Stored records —
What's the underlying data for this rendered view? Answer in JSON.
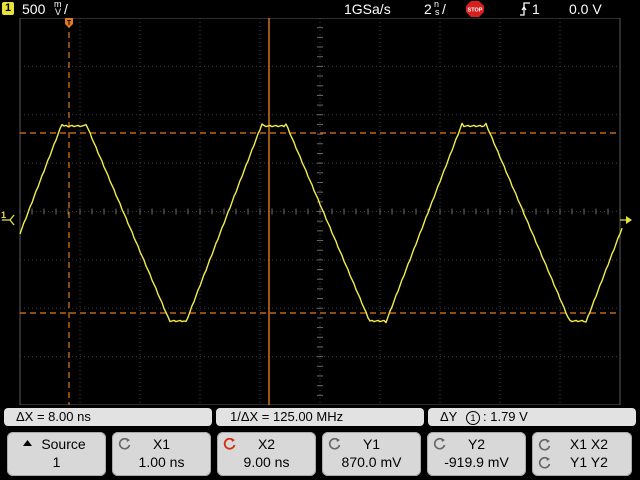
{
  "status_bar": {
    "channel_number": "1",
    "volts_per_div": "500",
    "volts_unit_top": "m",
    "volts_unit_bottom": "V",
    "sample_rate": "1GSa/s",
    "time_per_div": "2",
    "time_unit_top": "n",
    "time_unit_bottom": "s",
    "run_state": "STOP",
    "trigger_source": "1",
    "trigger_level": "0.0 V"
  },
  "readouts": {
    "delta_x": "ΔX =  8.00 ns",
    "inverse_delta_x": "1/ΔX = 125.00 MHz",
    "delta_y_prefix": "ΔY",
    "delta_y_channel": "1",
    "delta_y_value": ": 1.79  V"
  },
  "softkeys": [
    {
      "label": "Source",
      "value": "1",
      "icon": "up-arrow-icon"
    },
    {
      "label": "X1",
      "value": "1.00 ns",
      "icon": "knob-icon"
    },
    {
      "label": "X2",
      "value": "9.00 ns",
      "icon": "knob-icon"
    },
    {
      "label": "Y1",
      "value": "870.0 mV",
      "icon": "knob-icon"
    },
    {
      "label": "Y2",
      "value": "-919.9 mV",
      "icon": "knob-icon"
    },
    {
      "label": "X1  X2",
      "value": "Y1  Y2",
      "icon": "knob-icon"
    }
  ],
  "colors": {
    "trace": "#f2ee4a",
    "cursor": "#e07a20",
    "grid": "#5a5a5a",
    "active_knob": "#d03010",
    "badge": "#e8e33a"
  }
}
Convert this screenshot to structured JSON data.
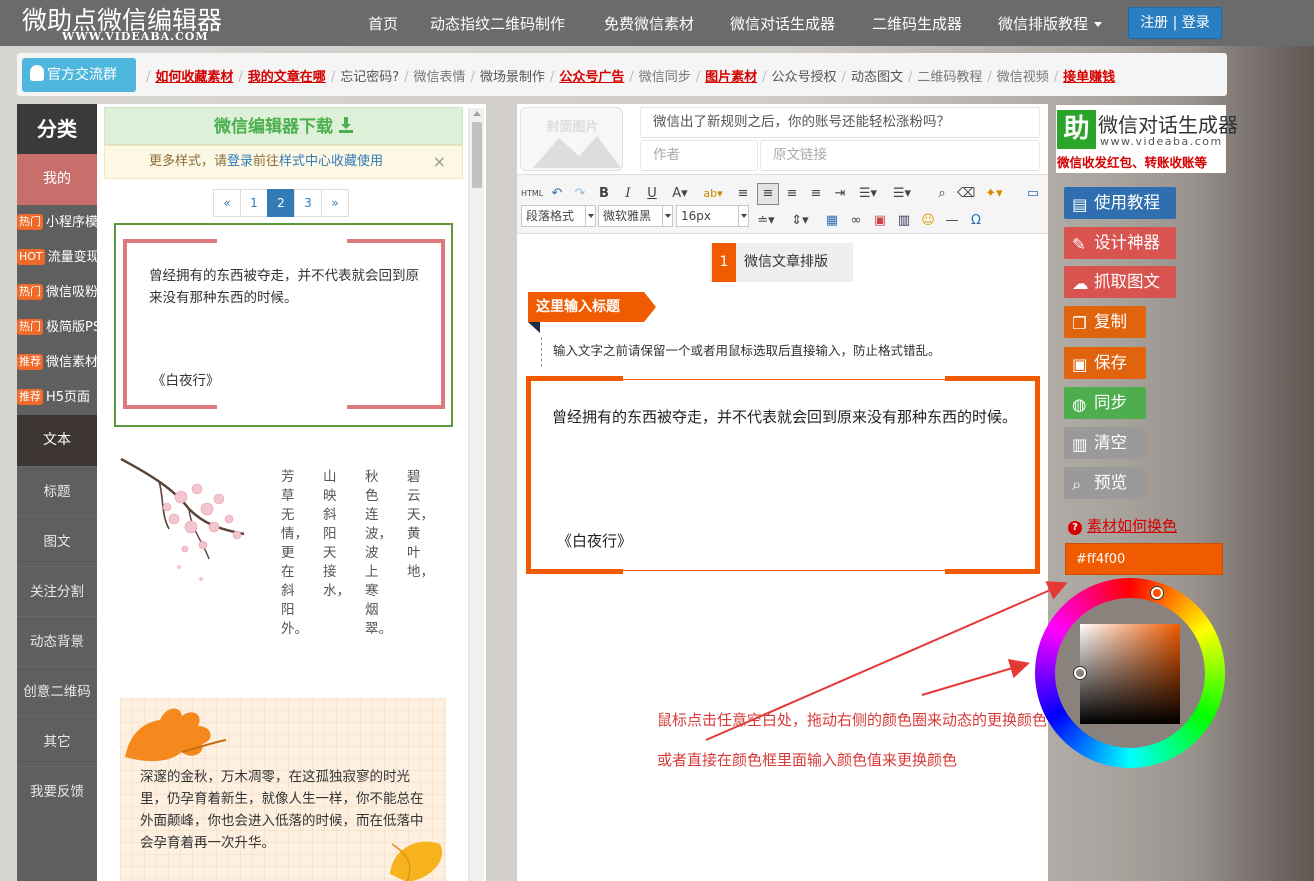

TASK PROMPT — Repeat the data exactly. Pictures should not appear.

PROBLEM SOLUTION —
What's the underlying data for this rendered view? Answer in JSON.
{
  "status_bar": {
    "channel_number": "1",
    "volts_per_div": "500",
    "volts_unit_top": "m",
    "volts_unit_bottom": "V",
    "sample_rate": "1GSa/s",
    "time_per_div": "2",
    "time_unit_top": "n",
    "time_unit_bottom": "s",
    "run_state": "STOP",
    "trigger_source": "1",
    "trigger_level": "0.0 V"
  },
  "readouts": {
    "delta_x": "ΔX =  8.00 ns",
    "inverse_delta_x": "1/ΔX = 125.00 MHz",
    "delta_y_prefix": "ΔY",
    "delta_y_channel": "1",
    "delta_y_value": ": 1.79  V"
  },
  "softkeys": [
    {
      "label": "Source",
      "value": "1",
      "icon": "up-arrow-icon"
    },
    {
      "label": "X1",
      "value": "1.00 ns",
      "icon": "knob-icon"
    },
    {
      "label": "X2",
      "value": "9.00 ns",
      "icon": "knob-icon"
    },
    {
      "label": "Y1",
      "value": "870.0 mV",
      "icon": "knob-icon"
    },
    {
      "label": "Y2",
      "value": "-919.9 mV",
      "icon": "knob-icon"
    },
    {
      "label": "X1  X2",
      "value": "Y1  Y2",
      "icon": "knob-icon"
    }
  ],
  "colors": {
    "trace": "#f2ee4a",
    "cursor": "#e07a20",
    "grid": "#5a5a5a",
    "active_knob": "#d03010",
    "badge": "#e8e33a"
  }
}
Convert this screenshot to structured JSON data.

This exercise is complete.